Operations director Mike Lewis resigns position

Less than one year after being hired, Mike Lewis, Ponoka’s director of operations and property services, has handed in his resignation.

Less than one year after being hired, Mike Lewis, Ponoka’s director of operations and property services, has handed in his resignation.

Although he would only say the decision was for personal reasons, Lewis wanted to tell residents what his priorities were when he first took on the role. He was hired to take on two jobs after the town consolidated the property services and engineering development departments into one last year.

His first goal was to see sewage treatment sorted out.

“The number 1 priority right now is sewage treatment. I made a promise that we would never appear in front of Alberta Environment or Environment Canada ever again,” stated Lewis.

With increased treatment capacity at the lagoons he has noticed a great improvement in the treatment quality. Lewis has a second phase that he has shown for the 2014 budget to install pipes and valves, which will give the town more control over how the fluid in the lagoons flow. If next year’s project goes through then the only thing staff will have to do is monitor the conditions.
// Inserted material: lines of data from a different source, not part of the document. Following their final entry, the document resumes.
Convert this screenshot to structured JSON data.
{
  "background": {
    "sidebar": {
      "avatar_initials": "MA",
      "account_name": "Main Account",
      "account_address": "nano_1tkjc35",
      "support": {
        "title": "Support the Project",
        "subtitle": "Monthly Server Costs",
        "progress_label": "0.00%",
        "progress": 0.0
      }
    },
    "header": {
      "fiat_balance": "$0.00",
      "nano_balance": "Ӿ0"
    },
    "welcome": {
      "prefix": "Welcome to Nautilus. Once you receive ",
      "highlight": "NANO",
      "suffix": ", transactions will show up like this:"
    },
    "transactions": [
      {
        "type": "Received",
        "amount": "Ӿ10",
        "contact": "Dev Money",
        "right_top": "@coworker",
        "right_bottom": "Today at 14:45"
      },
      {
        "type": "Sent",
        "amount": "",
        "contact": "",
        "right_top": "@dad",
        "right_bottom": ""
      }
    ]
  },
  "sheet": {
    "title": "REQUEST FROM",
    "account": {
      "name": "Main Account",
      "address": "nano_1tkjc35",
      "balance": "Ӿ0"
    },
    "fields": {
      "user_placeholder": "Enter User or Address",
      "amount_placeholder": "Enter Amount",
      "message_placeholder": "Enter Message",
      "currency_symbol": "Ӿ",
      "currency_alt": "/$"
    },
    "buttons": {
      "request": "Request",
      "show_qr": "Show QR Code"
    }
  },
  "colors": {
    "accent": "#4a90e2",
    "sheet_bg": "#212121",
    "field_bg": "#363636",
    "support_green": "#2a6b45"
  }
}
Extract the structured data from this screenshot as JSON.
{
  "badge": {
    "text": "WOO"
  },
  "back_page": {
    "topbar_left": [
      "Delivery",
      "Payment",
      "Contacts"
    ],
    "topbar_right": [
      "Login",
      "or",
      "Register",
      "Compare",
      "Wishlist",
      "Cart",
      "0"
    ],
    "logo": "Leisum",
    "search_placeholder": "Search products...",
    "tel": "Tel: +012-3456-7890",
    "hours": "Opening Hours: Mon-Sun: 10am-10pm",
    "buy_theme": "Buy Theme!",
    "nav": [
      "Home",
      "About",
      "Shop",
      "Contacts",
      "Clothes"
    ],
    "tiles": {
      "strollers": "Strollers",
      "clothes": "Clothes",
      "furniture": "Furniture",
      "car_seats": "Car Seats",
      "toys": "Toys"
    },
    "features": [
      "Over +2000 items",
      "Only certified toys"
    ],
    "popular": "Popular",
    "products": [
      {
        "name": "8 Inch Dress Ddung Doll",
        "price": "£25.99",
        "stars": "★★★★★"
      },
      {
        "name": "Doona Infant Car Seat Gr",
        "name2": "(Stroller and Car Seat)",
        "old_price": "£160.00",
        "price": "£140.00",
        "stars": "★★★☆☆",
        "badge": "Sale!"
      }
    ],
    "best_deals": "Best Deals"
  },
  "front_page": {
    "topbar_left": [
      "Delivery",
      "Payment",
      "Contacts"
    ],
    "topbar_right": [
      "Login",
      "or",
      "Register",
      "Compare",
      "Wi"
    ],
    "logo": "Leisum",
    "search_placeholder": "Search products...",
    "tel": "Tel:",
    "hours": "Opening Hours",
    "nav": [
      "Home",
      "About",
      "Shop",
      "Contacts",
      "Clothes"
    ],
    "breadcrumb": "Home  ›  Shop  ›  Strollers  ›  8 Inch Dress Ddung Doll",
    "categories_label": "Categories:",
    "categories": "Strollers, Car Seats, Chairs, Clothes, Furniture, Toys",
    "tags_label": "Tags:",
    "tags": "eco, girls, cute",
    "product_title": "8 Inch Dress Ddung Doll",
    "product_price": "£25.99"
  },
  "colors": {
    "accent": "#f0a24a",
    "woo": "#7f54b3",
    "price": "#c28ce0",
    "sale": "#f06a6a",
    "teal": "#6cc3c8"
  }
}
Another area of importance for Lewis was the condition of roads in Ponoka. He has received many complaints over the surface of the roads and has started a pavement management system. Pavement is costly so Lewis hired a company to test the ride quality index and the structural integrity index. “We scored very low on ride quality index.”

However the structural integrity of the roads is in much better shape than he expected, which he is grateful for as the road layers below the pavement are even more expensive than pavement.

He has put money into the 2013 budget to start road management in town. If followed, Lewis feels road crews will be able to monitor and manage the roads.

Keeping parks mowed was another area Lewis wanted to improve. He purchased a flail mower, which uses a farm-type tractor to push a mower that will span 20 feet when open. The other mowers the town uses are six feet wide and leave a wake of chopped grass “It should improve on the looks.”

The flail mower spins a drum and discharges the grass evenly. He believes this is more pleasing to look at and the machine is also safer for employees. They can park on the shoulder and lower the mower arm and cut the grass in a ditch without fear of tipping over.

“They’re much safer for some of our projects,” explained Lewis.

A major project Lewis wanted to undertake was to take his AutoCAD skills to update the town’s base maps. These maps show all of Ponoka’s underground services and he believes they have not been changed for five years. Updated maps would help when fixing a water main.

“Cause if I had ripped up the same block fixing holes in the same water main, five times now? Let’s cut to the chase and fix all of it,” Lewis gave as an example.

He also wishes he had the opportunity to update water and sewer bylaws. Lewis supplied the operations foreman his number and if he can offer advise then he will.